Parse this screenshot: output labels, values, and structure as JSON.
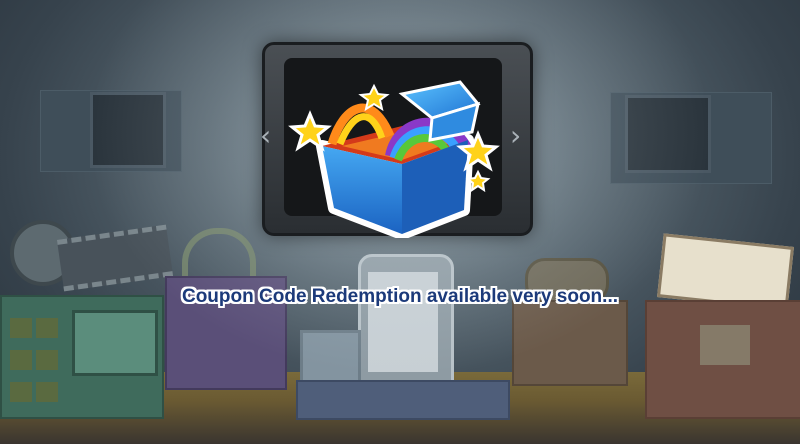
{
  "caption": "Coupon Code Redemption available very soon...",
  "nav": {
    "prev_glyph": "‹",
    "next_glyph": "›"
  },
  "icons": {
    "gift": "gift-box-icon",
    "film": "film-reel-icon",
    "headphones": "headphones-icon",
    "phone": "smartphone-icon",
    "gamepad": "gamepad-icon",
    "book": "open-book-icon"
  },
  "colors": {
    "caption_text": "#1c3a7a",
    "caption_outline": "#ffffff",
    "box_blue": "#2a86d8",
    "star_yellow": "#ffd21a"
  }
}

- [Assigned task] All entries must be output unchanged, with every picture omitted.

- [Response to the exercise]
Parse this screenshot: output labels, values, and structure as JSON.
{
  "caption": "Coupon Code Redemption available very soon...",
  "nav": {
    "prev_glyph": "‹",
    "next_glyph": "›"
  },
  "icons": {
    "gift": "gift-box-icon",
    "film": "film-reel-icon",
    "headphones": "headphones-icon",
    "phone": "smartphone-icon",
    "gamepad": "gamepad-icon",
    "book": "open-book-icon"
  },
  "colors": {
    "caption_text": "#1c3a7a",
    "caption_outline": "#ffffff",
    "box_blue": "#2a86d8",
    "star_yellow": "#ffd21a"
  }
}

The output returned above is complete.